Hmmm … for some reason, targeting 10, 15, or 20 percent below 2005 levels doesn’t seem like such a stretch goal.
Shaving five percent per year from Co2 emissions levels, assuming that 2010 matches 2009, would drive emissions from 5405 mmt in 2010 to under 3100 mmt (or nearly 40% below 1990 levels of 5020 mmt) by 2020 and to just over 1800 mmt in 2030 …
Via the 5% solution, by 2030 the United States will:
- End, 100%, oil imports.
- End, 100%, the burning of coal for electricity
- Reduce climate emissions by 60+ percent from 1990 levels
- Improve the US trade balance by five percent of gross domestic product (due to eliminating oil imports)
- Cut health care impacts from fossil fuel use by 50%
- Improve productivity, per decade, by at least 5% above ‘business as usual’
- Cut employment below 5% by 2015 and maintain unemployment levels below 5% through 2030.
And … well … additional benefits.
Five Percent Per Year … achievable, beneficial, necessary … let’s get to it …
Update: for an excellent, parrallel, overlapping discussion, see Sara Robinson’s typically brilliant and passionate America’s Carbon Addiction: this is an Intervention. Sara derives much from the Apollo experience and concludes her post as follows:
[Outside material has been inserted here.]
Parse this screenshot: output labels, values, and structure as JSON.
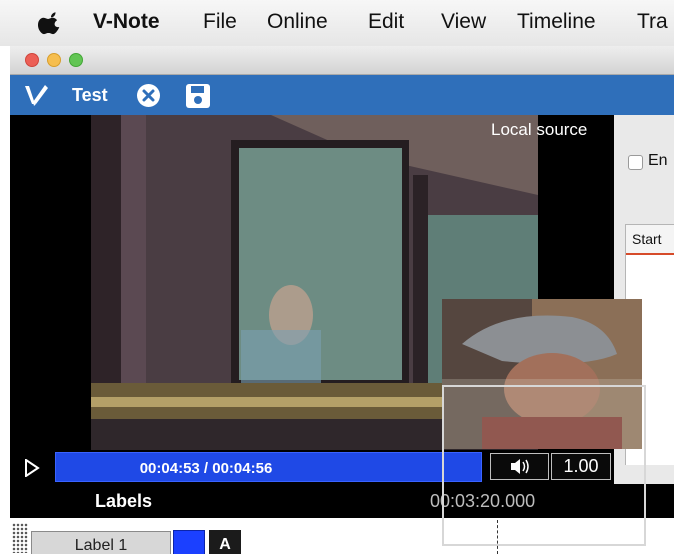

Stepping up to that the five percent solution in a positive and inspiring way will have some immediate practical and political benefits, too. For one thing, it will put a fast end to the pseudo-populist whining from the right, embarrass resistant corporatists into getting on board, and rally the country around a truly positive and inclusive vision of its own future. For another, it would put progressives, once and for all, on the moral offensive as the guardians of the true American vision.
What — are you against American greatness? Are you not willing to sacrifice for a stronger, more secure, more independent, more resilient nation? Are you one of those small-minded, stingy whiners who don’t believe in your country, and aren’t willing to invest in great things?
If so: shame on you. Also: please shut up.
This kind of turnaround is well within the reach of any truly visionary leader. President Obama could do it tomorrow — and would, if he was willing to live up to even half his promise. It would, absolutely, be his defining JFK moment — the moment that we foreswore our addictions, reclaimed our national soul, seized this day and our entire future, and put ourselves back on the path to greatness.
We should want the second line in those 3010 history books to read: “Forty years later, the Americans were the foresighted visionaries who led the world off carbon-based fuels and put a stop to global warming, thus saving civilization.” Today could easily be the first day of the rest of that marvelous history. But that will only happen if get our heads out of the barrel, reclaim our greatness, and become the country we once were — and still have it within us to be again.